**LISTED ENTRIES**
# # #
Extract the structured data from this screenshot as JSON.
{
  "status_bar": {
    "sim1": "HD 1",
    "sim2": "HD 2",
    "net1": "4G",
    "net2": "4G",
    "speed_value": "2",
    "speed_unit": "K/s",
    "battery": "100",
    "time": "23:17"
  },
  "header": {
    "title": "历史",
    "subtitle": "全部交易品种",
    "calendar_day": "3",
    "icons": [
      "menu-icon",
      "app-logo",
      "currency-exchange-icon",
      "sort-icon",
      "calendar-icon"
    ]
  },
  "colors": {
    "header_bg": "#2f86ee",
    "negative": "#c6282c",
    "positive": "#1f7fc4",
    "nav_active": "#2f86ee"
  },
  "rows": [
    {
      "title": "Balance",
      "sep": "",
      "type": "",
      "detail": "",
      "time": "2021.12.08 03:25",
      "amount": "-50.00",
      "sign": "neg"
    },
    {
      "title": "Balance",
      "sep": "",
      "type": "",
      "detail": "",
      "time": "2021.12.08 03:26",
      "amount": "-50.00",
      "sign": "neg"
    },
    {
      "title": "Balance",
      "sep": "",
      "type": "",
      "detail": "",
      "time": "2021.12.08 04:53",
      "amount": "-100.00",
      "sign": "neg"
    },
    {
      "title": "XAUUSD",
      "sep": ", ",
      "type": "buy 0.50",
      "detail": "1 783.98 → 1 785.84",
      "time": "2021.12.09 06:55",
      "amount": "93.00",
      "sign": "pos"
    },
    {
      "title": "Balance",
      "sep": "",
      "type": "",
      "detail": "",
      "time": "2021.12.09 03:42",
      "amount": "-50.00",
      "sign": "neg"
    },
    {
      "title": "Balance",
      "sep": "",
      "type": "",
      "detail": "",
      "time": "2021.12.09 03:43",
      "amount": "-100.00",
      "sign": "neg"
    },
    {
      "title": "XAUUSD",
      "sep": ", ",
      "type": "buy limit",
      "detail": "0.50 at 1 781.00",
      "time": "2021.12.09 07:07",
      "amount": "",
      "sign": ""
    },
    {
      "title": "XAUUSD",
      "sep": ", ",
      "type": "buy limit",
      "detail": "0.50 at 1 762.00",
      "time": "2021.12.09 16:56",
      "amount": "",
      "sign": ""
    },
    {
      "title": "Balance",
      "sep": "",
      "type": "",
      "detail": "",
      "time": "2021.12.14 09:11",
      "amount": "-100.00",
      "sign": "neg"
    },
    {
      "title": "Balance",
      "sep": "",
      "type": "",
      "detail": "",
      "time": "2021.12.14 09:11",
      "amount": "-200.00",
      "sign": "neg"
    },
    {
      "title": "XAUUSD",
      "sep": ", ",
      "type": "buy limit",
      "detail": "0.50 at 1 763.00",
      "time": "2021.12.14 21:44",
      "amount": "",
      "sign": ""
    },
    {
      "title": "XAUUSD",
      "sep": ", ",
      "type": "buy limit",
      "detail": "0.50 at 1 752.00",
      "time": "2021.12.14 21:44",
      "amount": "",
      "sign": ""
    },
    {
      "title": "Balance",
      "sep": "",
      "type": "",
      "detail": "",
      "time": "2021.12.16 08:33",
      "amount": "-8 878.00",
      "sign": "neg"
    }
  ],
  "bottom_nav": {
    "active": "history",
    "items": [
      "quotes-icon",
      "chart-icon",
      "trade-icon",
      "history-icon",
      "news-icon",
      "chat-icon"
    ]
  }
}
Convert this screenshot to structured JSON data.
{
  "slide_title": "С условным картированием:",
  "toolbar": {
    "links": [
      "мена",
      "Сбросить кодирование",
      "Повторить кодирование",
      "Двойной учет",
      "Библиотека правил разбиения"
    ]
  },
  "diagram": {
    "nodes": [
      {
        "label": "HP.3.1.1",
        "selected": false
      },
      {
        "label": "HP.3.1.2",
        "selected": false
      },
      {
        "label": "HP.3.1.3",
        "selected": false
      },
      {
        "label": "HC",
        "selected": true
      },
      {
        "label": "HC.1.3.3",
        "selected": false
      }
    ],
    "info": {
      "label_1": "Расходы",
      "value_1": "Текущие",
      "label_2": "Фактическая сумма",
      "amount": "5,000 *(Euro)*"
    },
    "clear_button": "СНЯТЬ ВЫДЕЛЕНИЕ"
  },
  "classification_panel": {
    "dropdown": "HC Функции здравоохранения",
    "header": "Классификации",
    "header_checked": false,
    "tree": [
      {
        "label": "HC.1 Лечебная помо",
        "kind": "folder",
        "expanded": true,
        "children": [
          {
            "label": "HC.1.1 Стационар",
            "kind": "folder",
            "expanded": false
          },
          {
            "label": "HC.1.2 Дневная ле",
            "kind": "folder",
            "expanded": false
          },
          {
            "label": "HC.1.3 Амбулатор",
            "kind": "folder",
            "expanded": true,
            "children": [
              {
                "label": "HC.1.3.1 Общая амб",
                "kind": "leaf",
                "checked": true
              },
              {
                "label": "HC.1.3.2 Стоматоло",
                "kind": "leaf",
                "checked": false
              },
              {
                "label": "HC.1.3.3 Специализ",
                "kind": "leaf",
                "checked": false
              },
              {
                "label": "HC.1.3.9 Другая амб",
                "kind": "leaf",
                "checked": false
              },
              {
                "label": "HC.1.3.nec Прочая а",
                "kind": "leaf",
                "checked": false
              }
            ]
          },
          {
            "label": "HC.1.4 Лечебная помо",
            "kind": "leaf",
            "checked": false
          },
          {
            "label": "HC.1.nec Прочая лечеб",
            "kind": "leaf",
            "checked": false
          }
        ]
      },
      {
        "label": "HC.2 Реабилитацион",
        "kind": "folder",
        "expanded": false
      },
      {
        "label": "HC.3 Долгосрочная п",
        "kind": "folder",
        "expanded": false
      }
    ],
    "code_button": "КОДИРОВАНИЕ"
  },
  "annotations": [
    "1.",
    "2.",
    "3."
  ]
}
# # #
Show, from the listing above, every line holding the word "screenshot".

Extract the structured data from this screenshot as JSON.
Convert this screenshot to structured JSON data.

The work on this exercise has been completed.